Entries from a dataset of interfaces

---

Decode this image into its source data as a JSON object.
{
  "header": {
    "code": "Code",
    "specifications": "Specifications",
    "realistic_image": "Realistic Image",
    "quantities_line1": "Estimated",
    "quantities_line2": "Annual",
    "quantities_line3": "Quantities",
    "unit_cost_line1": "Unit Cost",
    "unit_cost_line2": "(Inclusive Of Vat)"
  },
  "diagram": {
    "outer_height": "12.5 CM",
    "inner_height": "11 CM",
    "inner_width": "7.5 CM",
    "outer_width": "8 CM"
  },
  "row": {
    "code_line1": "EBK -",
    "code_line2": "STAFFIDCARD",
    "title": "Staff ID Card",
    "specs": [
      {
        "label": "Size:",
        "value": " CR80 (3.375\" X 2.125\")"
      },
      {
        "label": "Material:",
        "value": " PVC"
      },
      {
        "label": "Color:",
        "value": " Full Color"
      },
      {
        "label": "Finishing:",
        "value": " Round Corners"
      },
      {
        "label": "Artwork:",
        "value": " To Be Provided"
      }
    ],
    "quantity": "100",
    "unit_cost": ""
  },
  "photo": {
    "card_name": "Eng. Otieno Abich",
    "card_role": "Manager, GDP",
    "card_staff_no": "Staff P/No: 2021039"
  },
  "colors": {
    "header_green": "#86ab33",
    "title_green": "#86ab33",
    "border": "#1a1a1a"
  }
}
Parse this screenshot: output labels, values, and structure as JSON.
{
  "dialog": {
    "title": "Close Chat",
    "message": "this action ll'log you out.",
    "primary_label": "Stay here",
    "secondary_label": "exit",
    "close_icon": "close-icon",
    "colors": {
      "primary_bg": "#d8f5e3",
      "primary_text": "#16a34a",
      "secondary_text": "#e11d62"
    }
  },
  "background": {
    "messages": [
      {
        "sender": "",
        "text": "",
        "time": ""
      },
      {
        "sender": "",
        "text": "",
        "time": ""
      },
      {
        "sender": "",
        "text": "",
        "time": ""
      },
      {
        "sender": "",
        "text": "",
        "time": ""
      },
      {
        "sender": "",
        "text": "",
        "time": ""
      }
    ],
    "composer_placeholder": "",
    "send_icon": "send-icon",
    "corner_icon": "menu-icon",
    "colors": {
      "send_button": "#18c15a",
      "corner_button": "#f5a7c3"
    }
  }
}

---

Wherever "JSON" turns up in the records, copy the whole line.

EXERCISE RESULT:
Decode this image into its source data as a JSON object.
Parse this screenshot: output labels, values, and structure as JSON.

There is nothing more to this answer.